Your task — In the records below, which lines include "Playbook"? Copy them.

Material supplied —
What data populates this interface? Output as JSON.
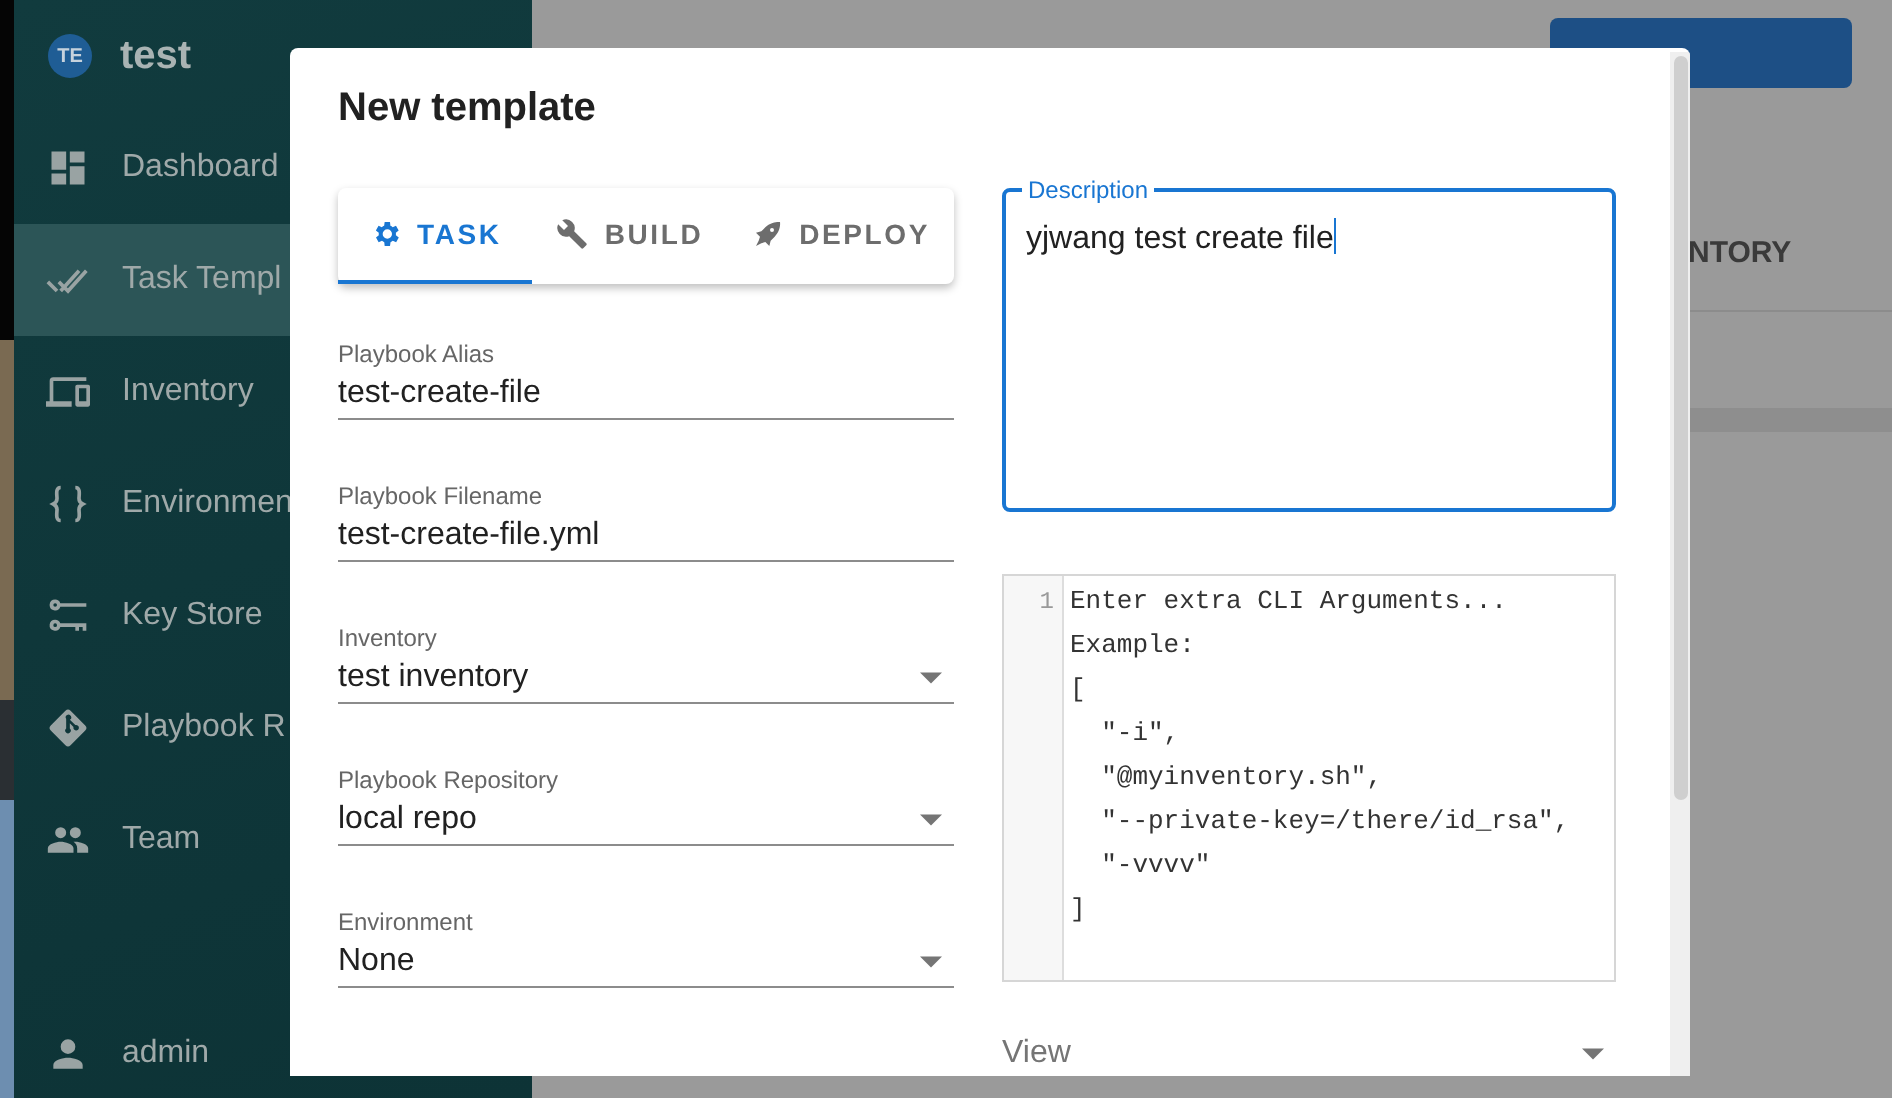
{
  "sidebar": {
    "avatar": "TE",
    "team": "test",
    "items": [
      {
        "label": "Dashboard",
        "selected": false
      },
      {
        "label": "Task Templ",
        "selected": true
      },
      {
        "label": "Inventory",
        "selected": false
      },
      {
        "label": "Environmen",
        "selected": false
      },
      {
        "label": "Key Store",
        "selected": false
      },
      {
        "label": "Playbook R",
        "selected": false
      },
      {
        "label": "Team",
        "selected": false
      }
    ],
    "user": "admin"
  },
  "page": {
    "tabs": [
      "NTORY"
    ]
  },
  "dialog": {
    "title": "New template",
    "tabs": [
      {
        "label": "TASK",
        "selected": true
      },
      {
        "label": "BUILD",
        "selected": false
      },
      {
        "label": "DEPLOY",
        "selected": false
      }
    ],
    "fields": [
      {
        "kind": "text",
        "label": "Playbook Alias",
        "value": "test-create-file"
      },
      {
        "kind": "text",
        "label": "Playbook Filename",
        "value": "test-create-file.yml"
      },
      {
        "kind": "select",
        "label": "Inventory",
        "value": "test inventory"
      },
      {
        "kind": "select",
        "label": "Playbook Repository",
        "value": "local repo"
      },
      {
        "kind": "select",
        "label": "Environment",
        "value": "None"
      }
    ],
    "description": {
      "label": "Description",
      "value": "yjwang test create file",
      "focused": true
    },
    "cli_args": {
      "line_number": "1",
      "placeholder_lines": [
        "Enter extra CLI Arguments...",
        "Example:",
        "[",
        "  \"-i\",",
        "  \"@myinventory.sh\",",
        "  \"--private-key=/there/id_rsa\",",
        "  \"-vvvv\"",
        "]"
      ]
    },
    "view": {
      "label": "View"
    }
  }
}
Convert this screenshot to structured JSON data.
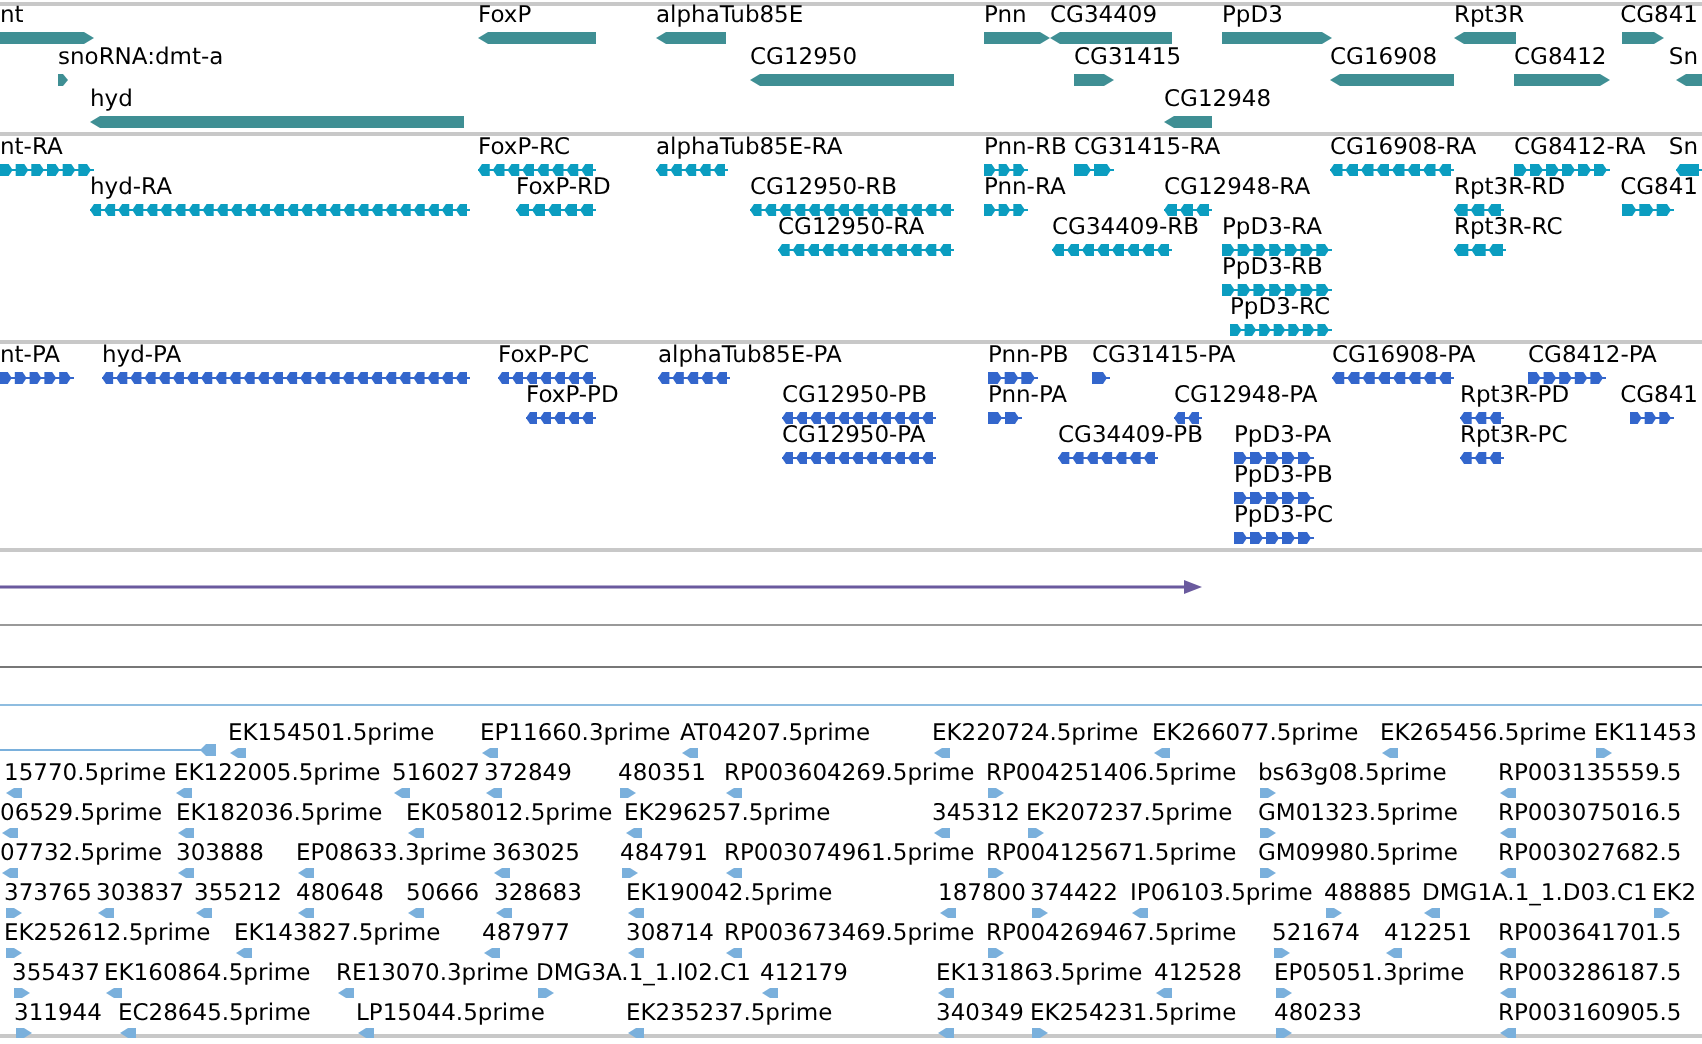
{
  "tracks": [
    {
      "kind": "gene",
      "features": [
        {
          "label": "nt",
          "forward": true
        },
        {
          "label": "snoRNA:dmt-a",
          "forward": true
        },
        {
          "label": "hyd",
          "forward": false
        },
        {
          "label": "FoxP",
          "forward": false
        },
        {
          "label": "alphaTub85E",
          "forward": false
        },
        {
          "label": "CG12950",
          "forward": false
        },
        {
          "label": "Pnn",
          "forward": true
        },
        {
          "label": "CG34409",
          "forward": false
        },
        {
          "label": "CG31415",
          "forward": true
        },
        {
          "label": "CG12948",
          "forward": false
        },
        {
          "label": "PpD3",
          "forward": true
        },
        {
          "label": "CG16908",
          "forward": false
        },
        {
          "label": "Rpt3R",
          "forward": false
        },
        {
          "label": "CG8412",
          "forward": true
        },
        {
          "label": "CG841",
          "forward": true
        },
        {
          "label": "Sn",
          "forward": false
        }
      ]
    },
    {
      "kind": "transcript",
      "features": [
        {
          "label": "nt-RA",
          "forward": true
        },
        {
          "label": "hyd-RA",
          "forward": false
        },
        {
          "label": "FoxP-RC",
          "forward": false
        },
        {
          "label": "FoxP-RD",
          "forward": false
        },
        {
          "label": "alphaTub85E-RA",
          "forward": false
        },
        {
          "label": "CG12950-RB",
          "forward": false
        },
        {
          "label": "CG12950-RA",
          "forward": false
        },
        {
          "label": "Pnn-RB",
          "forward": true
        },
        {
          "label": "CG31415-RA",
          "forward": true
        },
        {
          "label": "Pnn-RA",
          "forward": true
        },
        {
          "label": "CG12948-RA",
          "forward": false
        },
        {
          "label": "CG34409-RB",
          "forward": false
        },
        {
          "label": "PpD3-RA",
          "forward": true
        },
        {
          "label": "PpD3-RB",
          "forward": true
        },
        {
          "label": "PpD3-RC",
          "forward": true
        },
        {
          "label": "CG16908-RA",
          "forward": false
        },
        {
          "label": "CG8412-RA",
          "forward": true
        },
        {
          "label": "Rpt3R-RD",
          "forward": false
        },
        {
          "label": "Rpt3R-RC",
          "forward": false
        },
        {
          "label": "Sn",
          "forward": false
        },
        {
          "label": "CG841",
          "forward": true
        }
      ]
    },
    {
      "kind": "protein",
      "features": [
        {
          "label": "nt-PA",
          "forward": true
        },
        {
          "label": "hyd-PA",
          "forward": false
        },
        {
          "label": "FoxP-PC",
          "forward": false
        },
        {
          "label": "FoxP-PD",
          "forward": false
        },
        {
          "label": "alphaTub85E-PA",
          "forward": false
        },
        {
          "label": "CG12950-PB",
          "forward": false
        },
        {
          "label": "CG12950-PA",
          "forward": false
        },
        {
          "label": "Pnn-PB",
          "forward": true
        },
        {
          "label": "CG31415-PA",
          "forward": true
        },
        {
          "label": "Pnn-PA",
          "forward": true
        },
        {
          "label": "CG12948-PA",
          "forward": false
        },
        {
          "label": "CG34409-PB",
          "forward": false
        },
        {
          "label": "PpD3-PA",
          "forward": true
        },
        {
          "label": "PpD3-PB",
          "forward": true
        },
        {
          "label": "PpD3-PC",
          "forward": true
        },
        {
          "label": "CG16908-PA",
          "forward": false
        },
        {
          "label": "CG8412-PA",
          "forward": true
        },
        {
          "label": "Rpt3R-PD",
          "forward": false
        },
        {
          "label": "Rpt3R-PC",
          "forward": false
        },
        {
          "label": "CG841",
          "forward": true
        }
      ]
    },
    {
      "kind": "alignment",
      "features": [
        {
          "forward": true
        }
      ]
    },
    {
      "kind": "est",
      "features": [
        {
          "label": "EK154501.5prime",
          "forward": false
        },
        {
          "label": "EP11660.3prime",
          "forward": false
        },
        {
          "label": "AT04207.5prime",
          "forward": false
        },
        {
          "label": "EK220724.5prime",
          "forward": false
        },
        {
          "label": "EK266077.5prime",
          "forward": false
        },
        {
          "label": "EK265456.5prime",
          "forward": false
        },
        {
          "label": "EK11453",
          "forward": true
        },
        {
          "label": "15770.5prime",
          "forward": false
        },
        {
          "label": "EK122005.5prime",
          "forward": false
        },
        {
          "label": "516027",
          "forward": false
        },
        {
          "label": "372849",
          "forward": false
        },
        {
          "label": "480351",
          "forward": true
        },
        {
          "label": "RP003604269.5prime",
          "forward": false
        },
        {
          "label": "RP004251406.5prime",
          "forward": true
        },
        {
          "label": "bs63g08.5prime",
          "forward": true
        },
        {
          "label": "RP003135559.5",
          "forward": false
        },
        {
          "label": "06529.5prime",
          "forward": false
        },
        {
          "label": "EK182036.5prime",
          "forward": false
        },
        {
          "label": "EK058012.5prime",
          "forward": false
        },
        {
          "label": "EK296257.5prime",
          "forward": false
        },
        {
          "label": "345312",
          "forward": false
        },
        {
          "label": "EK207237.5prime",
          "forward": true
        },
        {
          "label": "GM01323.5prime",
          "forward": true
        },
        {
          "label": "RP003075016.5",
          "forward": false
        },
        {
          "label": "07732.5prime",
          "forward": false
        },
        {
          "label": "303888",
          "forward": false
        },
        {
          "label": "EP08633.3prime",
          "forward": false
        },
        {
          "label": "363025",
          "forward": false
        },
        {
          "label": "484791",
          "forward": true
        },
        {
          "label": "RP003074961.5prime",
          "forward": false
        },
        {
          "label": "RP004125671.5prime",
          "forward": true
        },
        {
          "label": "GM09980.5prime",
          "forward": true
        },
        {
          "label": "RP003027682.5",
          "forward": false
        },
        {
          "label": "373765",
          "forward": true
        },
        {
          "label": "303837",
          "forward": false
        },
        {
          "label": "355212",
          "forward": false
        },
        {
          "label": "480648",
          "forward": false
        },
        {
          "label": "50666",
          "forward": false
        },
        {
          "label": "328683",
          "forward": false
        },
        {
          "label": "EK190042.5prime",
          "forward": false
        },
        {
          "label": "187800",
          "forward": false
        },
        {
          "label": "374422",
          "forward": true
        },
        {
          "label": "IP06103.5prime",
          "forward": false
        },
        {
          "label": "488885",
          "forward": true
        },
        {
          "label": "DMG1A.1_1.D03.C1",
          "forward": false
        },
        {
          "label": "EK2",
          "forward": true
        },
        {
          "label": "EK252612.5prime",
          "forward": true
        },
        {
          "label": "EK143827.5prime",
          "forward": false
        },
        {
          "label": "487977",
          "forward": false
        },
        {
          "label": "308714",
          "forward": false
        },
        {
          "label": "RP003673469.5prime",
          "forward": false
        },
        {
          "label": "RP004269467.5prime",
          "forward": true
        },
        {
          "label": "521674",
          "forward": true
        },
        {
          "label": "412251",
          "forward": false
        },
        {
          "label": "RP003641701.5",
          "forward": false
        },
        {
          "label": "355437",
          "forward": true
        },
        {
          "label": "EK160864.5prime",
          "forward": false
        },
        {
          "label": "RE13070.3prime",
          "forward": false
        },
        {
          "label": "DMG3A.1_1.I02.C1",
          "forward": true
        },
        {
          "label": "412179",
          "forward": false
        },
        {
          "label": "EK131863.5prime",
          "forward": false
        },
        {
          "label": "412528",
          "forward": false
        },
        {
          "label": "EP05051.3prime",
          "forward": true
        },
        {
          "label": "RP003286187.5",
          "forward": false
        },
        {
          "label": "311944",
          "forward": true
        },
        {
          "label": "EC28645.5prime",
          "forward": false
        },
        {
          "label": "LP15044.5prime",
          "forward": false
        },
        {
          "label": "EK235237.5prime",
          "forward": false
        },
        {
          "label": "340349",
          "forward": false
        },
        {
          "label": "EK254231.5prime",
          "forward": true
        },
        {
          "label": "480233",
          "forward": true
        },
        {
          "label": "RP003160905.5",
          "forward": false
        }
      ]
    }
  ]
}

Solution for this problem —
        "label": "Playbook R",
        "label": "Playbook Alias",
        "label": "Playbook Filename",
        "label": "Playbook Repository",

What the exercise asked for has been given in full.